“Above and beyond any other communications vehicle, the one that proved to be most valuable for all audiences was the Web,” Magara said. “For about the three hours after the shooting no one could get a [cell] call out” so the university posted reminders on the site for students to use the landline in their rooms to call their parents.
The dark site registered four million hits in the 48 hours following the incident. The server never crashed thanks to hindsight and a stroke of luck, Magara recounted. The university’s IT chief had only months earlier purchased additional server space just in case an emergency struck the campus.
The enormity of the situation
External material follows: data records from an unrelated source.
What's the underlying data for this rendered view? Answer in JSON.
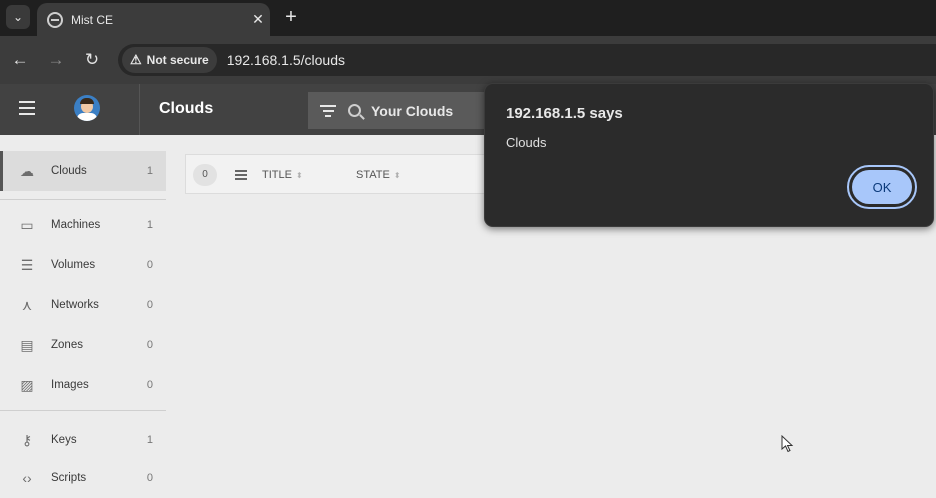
{
  "browser": {
    "tab_title": "Mist CE",
    "tab_close": "✕",
    "new_tab": "+",
    "security_label": "Not secure",
    "url": "192.168.1.5/clouds"
  },
  "header": {
    "page_title": "Clouds",
    "search_placeholder": "Your Clouds"
  },
  "sidebar": {
    "items": [
      {
        "label": "Clouds",
        "count": "1"
      },
      {
        "label": "Machines",
        "count": "1"
      },
      {
        "label": "Volumes",
        "count": "0"
      },
      {
        "label": "Networks",
        "count": "0"
      },
      {
        "label": "Zones",
        "count": "0"
      },
      {
        "label": "Images",
        "count": "0"
      },
      {
        "label": "Keys",
        "count": "1"
      },
      {
        "label": "Scripts",
        "count": "0"
      }
    ]
  },
  "table": {
    "count": "0",
    "columns": [
      "TITLE",
      "STATE"
    ]
  },
  "dialog": {
    "title": "192.168.1.5 says",
    "message": "Clouds",
    "ok_label": "OK"
  }
}
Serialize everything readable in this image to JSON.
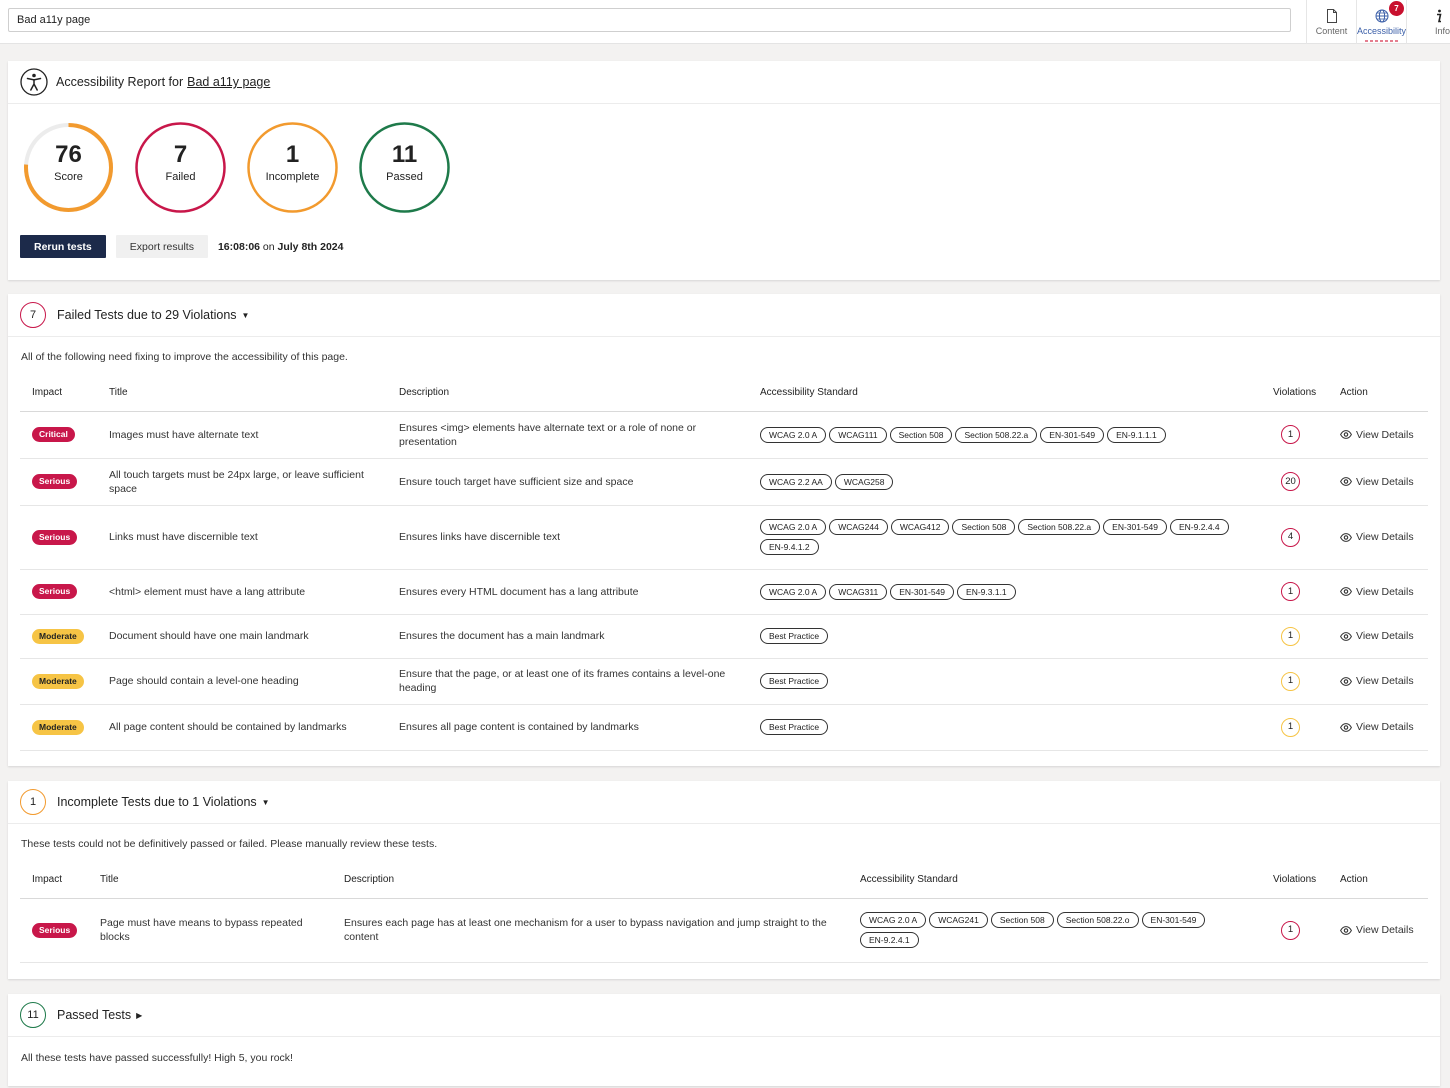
{
  "page_title_value": "Bad a11y page",
  "nav": [
    {
      "label": "Content",
      "icon": "document-icon"
    },
    {
      "label": "Accessibility",
      "icon": "globe-icon",
      "badge": "7"
    },
    {
      "label": "Info",
      "icon": "info-icon"
    }
  ],
  "report": {
    "heading": "Accessibility Report for",
    "page_link": "Bad a11y page",
    "score": {
      "value": "76",
      "label": "Score",
      "percent": 76
    },
    "failed": {
      "value": "7",
      "label": "Failed"
    },
    "incomplete": {
      "value": "1",
      "label": "Incomplete"
    },
    "passed": {
      "value": "11",
      "label": "Passed"
    },
    "rerun_label": "Rerun tests",
    "export_label": "Export results",
    "time": "16:08:06",
    "time_sep": " on ",
    "date": "July 8th 2024"
  },
  "colors": {
    "critical": "#c8174a",
    "moderate": "#f6c445",
    "passed": "#1e7a4a",
    "score": "#f29a2e",
    "navy": "#1c2a4a"
  },
  "failed_section": {
    "count": "7",
    "title": "Failed Tests due to 29 Violations",
    "intro": "All of the following need fixing to improve the accessibility of this page.",
    "columns": {
      "impact": "Impact",
      "title": "Title",
      "description": "Description",
      "standard": "Accessibility Standard",
      "violations": "Violations",
      "action": "Action"
    },
    "rows": [
      {
        "impact": "Critical",
        "level": "critical",
        "title": "Images must have alternate text",
        "description": "Ensures <img> elements have alternate text or a role of none or presentation",
        "tags": [
          "WCAG 2.0 A",
          "WCAG111",
          "Section 508",
          "Section 508.22.a",
          "EN-301-549",
          "EN-9.1.1.1"
        ],
        "violations": "1",
        "action": "View Details"
      },
      {
        "impact": "Serious",
        "level": "serious",
        "title": "All touch targets must be 24px large, or leave sufficient space",
        "description": "Ensure touch target have sufficient size and space",
        "tags": [
          "WCAG 2.2 AA",
          "WCAG258"
        ],
        "violations": "20",
        "action": "View Details"
      },
      {
        "impact": "Serious",
        "level": "serious",
        "title": "Links must have discernible text",
        "description": "Ensures links have discernible text",
        "tags": [
          "WCAG 2.0 A",
          "WCAG244",
          "WCAG412",
          "Section 508",
          "Section 508.22.a",
          "EN-301-549",
          "EN-9.2.4.4",
          "EN-9.4.1.2"
        ],
        "violations": "4",
        "action": "View Details"
      },
      {
        "impact": "Serious",
        "level": "serious",
        "title": "<html> element must have a lang attribute",
        "description": "Ensures every HTML document has a lang attribute",
        "tags": [
          "WCAG 2.0 A",
          "WCAG311",
          "EN-301-549",
          "EN-9.3.1.1"
        ],
        "violations": "1",
        "action": "View Details"
      },
      {
        "impact": "Moderate",
        "level": "moderate",
        "title": "Document should have one main landmark",
        "description": "Ensures the document has a main landmark",
        "tags": [
          "Best Practice"
        ],
        "violations": "1",
        "action": "View Details"
      },
      {
        "impact": "Moderate",
        "level": "moderate",
        "title": "Page should contain a level-one heading",
        "description": "Ensure that the page, or at least one of its frames contains a level-one heading",
        "tags": [
          "Best Practice"
        ],
        "violations": "1",
        "action": "View Details"
      },
      {
        "impact": "Moderate",
        "level": "moderate",
        "title": "All page content should be contained by landmarks",
        "description": "Ensures all page content is contained by landmarks",
        "tags": [
          "Best Practice"
        ],
        "violations": "1",
        "action": "View Details"
      }
    ]
  },
  "incomplete_section": {
    "count": "1",
    "title": "Incomplete Tests due to 1 Violations",
    "intro": "These tests could not be definitively passed or failed. Please manually review these tests.",
    "columns": {
      "impact": "Impact",
      "title": "Title",
      "description": "Description",
      "standard": "Accessibility Standard",
      "violations": "Violations",
      "action": "Action"
    },
    "rows": [
      {
        "impact": "Serious",
        "level": "serious",
        "title": "Page must have means to bypass repeated blocks",
        "description": "Ensures each page has at least one mechanism for a user to bypass navigation and jump straight to the content",
        "tags": [
          "WCAG 2.0 A",
          "WCAG241",
          "Section 508",
          "Section 508.22.o",
          "EN-301-549",
          "EN-9.2.4.1"
        ],
        "violations": "1",
        "action": "View Details"
      }
    ]
  },
  "passed_section": {
    "count": "11",
    "title": "Passed Tests",
    "intro": "All these tests have passed successfully! High 5, you rock!"
  }
}
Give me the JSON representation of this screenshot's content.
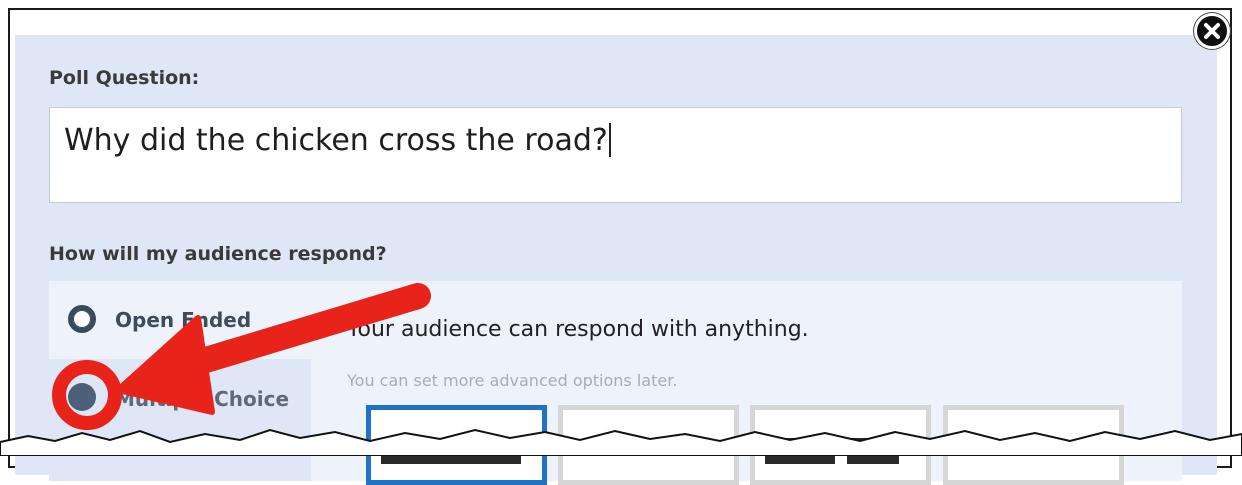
{
  "dialog": {
    "poll_question_label": "Poll Question:",
    "poll_question_value": "Why did the chicken cross the road?",
    "respond_label": "How will my audience respond?",
    "response_types": [
      {
        "label": "Open Ended",
        "selected": true
      },
      {
        "label": "Multiple Choice",
        "selected": false
      }
    ],
    "description": "Your audience can respond with anything.",
    "sub_description": "You can set more advanced options later."
  },
  "icons": {
    "close": "close-icon",
    "radio": "radio-icon",
    "annotation": "arrow-annotation-icon"
  },
  "colors": {
    "panel_bg": "#dfe6f5",
    "selected_tile_border": "#1e73c8",
    "annotation_red": "#e8231a"
  }
}
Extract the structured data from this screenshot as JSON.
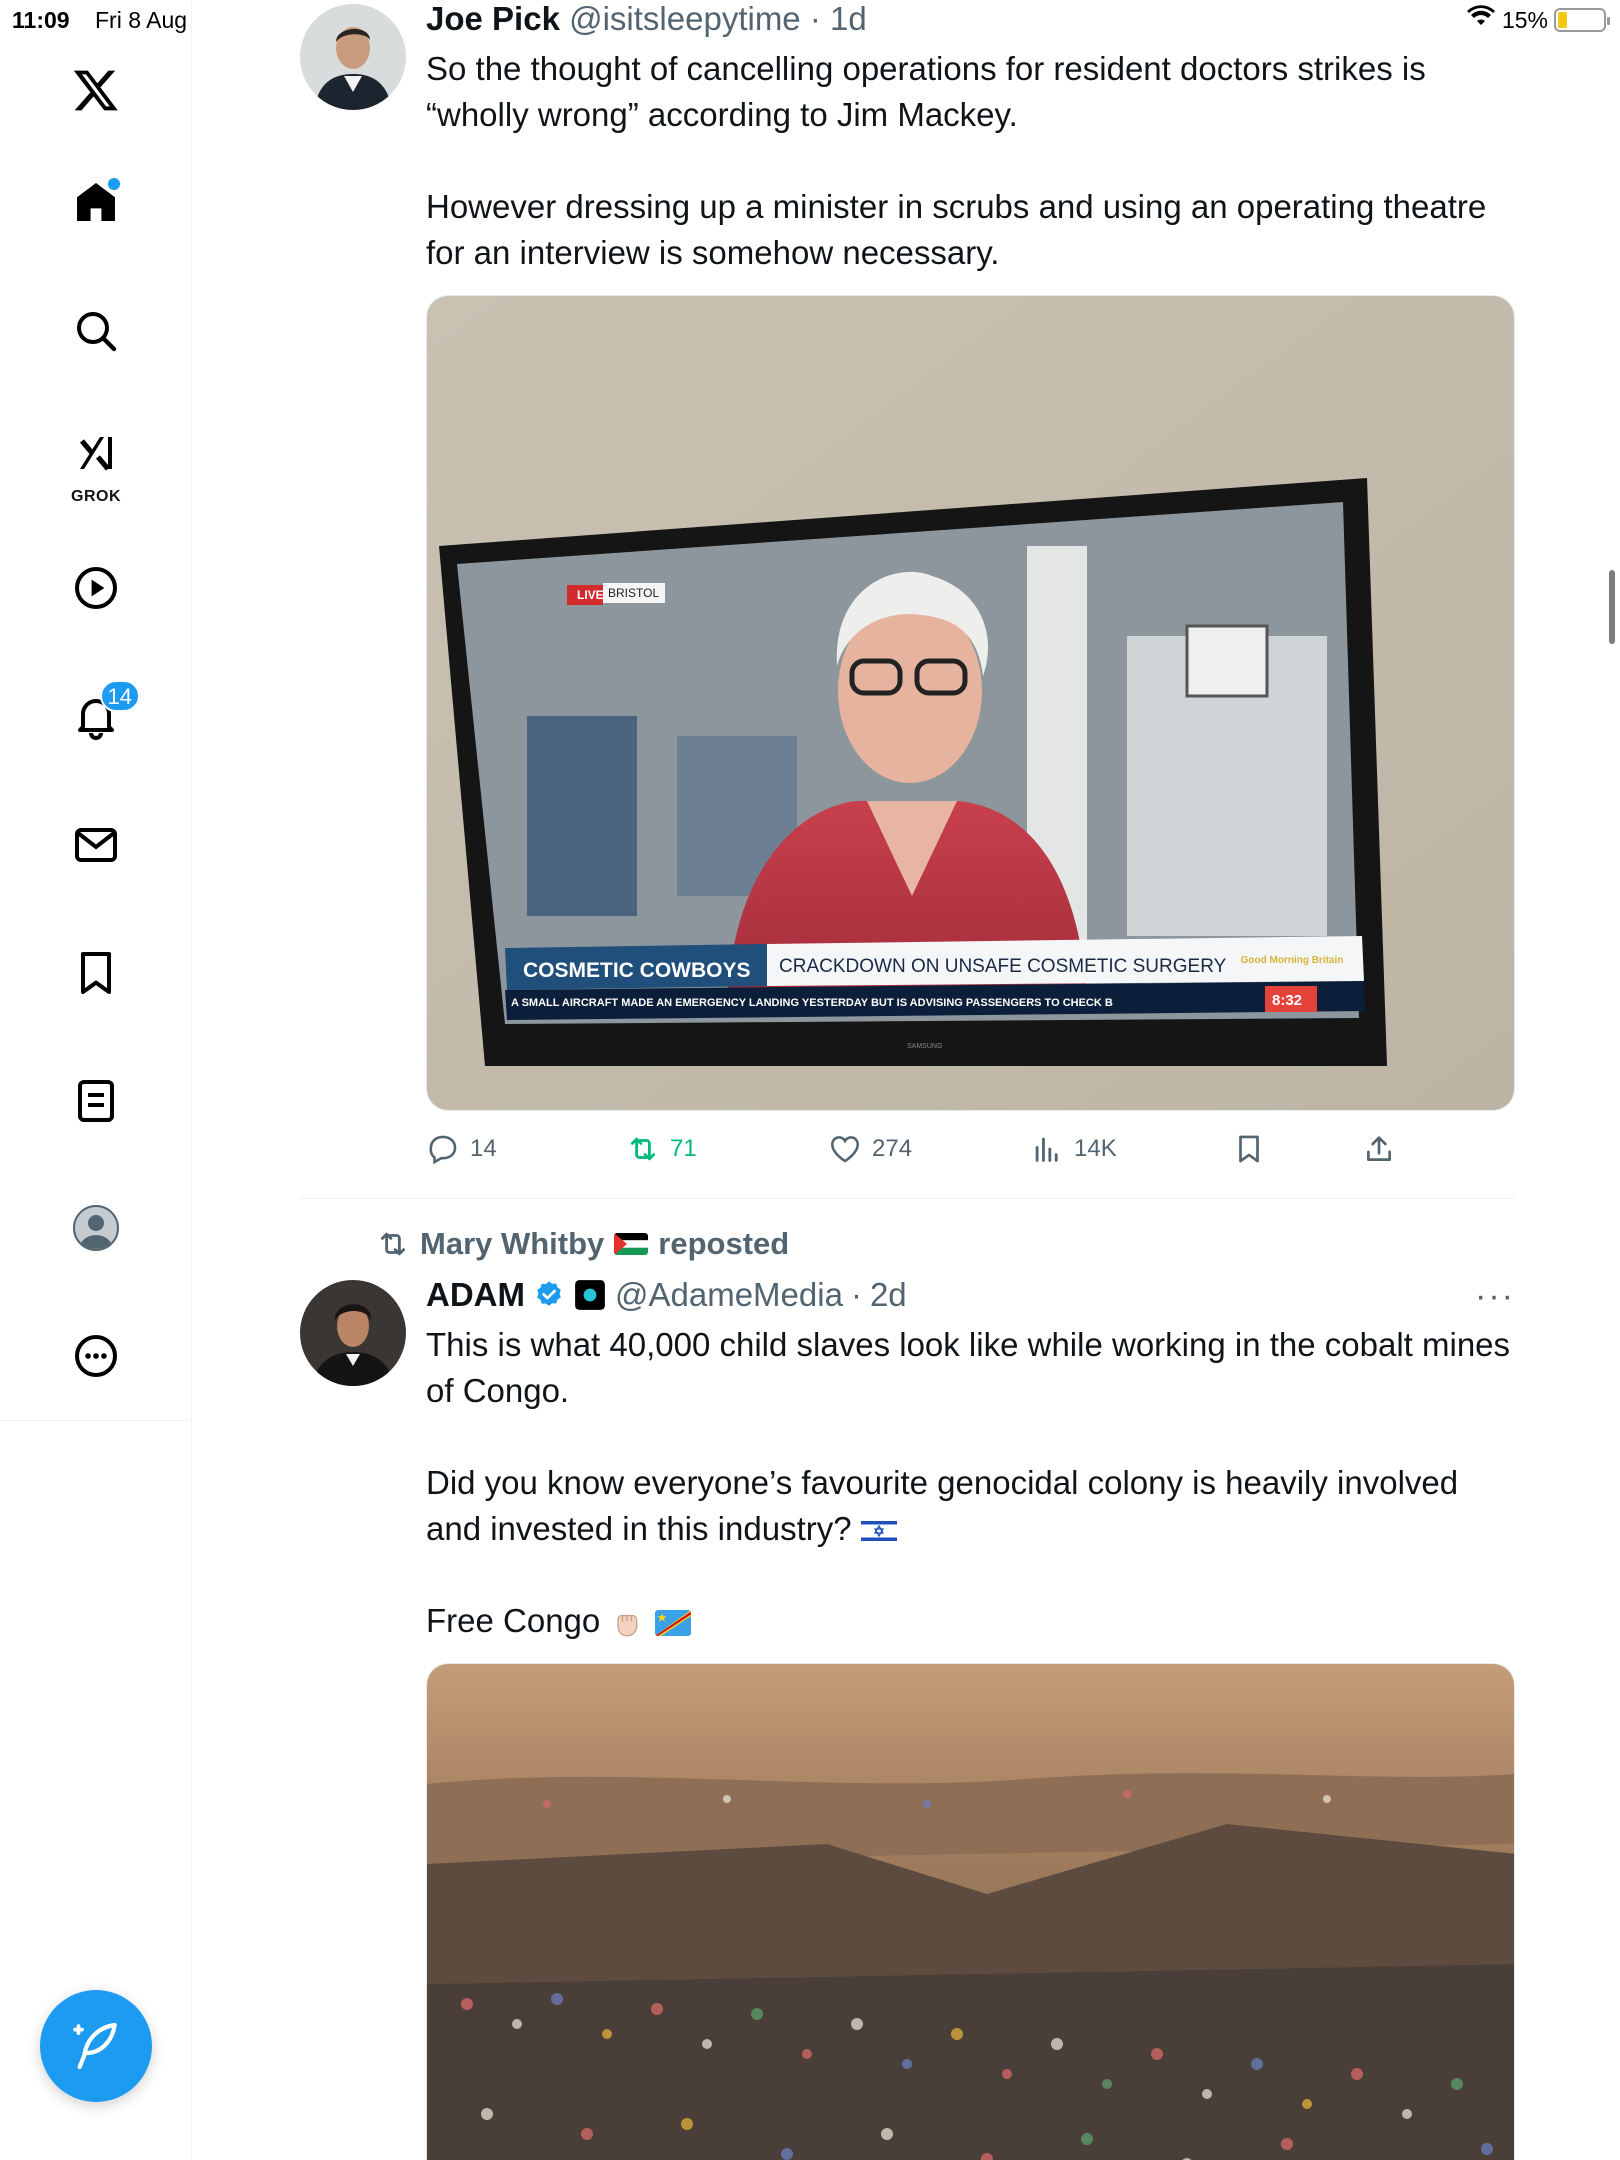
{
  "status_bar": {
    "time": "11:09",
    "date": "Fri 8 Aug",
    "battery": "15%",
    "battery_level": 0.15
  },
  "sidebar": {
    "grok_label": "GROK",
    "notifications_badge": "14"
  },
  "posts": [
    {
      "name": "Joe Pick",
      "handle": "@isitsleepytime",
      "sep": " · ",
      "time": "1d",
      "text": [
        "So the thought of cancelling operations for resident doctors strikes is “wholly wrong” according to Jim Mackey.",
        "However dressing up a minister in scrubs and using an operating theatre for an interview is somehow necessary."
      ],
      "media_text": {
        "live": "LIVE",
        "location": "BRISTOL",
        "headline_left": "COSMETIC COWBOYS",
        "headline_right": "CRACKDOWN ON UNSAFE COSMETIC SURGERY",
        "ticker": "A SMALL AIRCRAFT MADE AN EMERGENCY LANDING YESTERDAY BUT IS ADVISING PASSENGERS TO CHECK B",
        "clock": "8:32",
        "brand": "Good Morning Britain",
        "tv_brand": "SAMSUNG"
      },
      "stats": {
        "replies": "14",
        "reposts": "71",
        "likes": "274",
        "views": "14K"
      },
      "colors": {
        "repost_active": "#00ba7c"
      }
    },
    {
      "reposted_by": "Mary Whitby",
      "reposted_label": "reposted",
      "name": "ADAM",
      "handle": "@AdameMedia",
      "sep": " · ",
      "time": "2d",
      "more": "···",
      "text": [
        "This is what 40,000 child slaves look like while working in the cobalt mines of Congo.",
        "Did you know everyone’s favourite genocidal colony is heavily involved and invested in this industry?",
        "Free Congo"
      ]
    }
  ],
  "colors": {
    "accent": "#1d9bf0",
    "text": "#0f1419",
    "muted": "#536471"
  }
}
Looking back, Magara attributes her staff’s relentless energy to adrenaline. “There’s nothing like that horrific of an event and that much attention from the world to get your adrenaline going.” Magara said. “We were literally working until one, two in the morning. [We’d] drive straight home, sleep a couple hours and come back.”
As many on the campus took time to grieve, Magara and her staff had to keep pushing through. About three weeks after the incident, the communicators began taking time off in shifts, a week here, a few days there. Magara took time off about six weeks after the event.
Months later, with the adrenaline long sapped and the media attention nearly gone, communicators at NIU have begun feeling the enormity of the situation—and they’re exhausted.
“I think all of us feel something settling in, you know? Even though it was a horrific thing we were dealing with, it was incredibly energizing because there was so much that needed to be done,” she said. “Many of us three, four months since the event, only now find ourselves thinking about it and allowing ourselves to grieve.”
“And as good a job as I think we did, it doesn’t change what has happened.”
|Melanie Magara’s four lessons for crisis communications|
1. Have a plan—and have backups. If your organization lacks a crisis communications plan, then Magara suggests you get the ball rolling by walking into a meeting and saying, “OK, here’s the crisis, what are we going to do?” Remember, a crisis can be anything from weather to arrests at your office.
2. Practice the plan. Have drills and be ready to go. “You’d better have the knowledge and authority to get it done quickly, particularly in those first hours when people need basic emergency instruction for what to do,” Magara explained. “When a crisis happens there’s no time to have a meeting, and there’s certainly no time to go delve through a document.”
3. Continually revise the plan. Think your plan is OK? That might not be good enough. “God willing you will never have to experience anything like this,” Margara said. “But that’s what we thought at NIU.” NIU revised its plan following the Virginia Tech tragedy.
4. Treat the news media as a partner. NIU communicators followed this one from the start. When Magara noticed all the media vans parked illegally she made sure to call campus security and inform them not to issue tickets. She also sent them food and continually asked how they were doing. For the most part, Magara added, take care of your regional media first. The local paper is in the story for the long haul; producers from Fox News Channel probably won’t stick around long.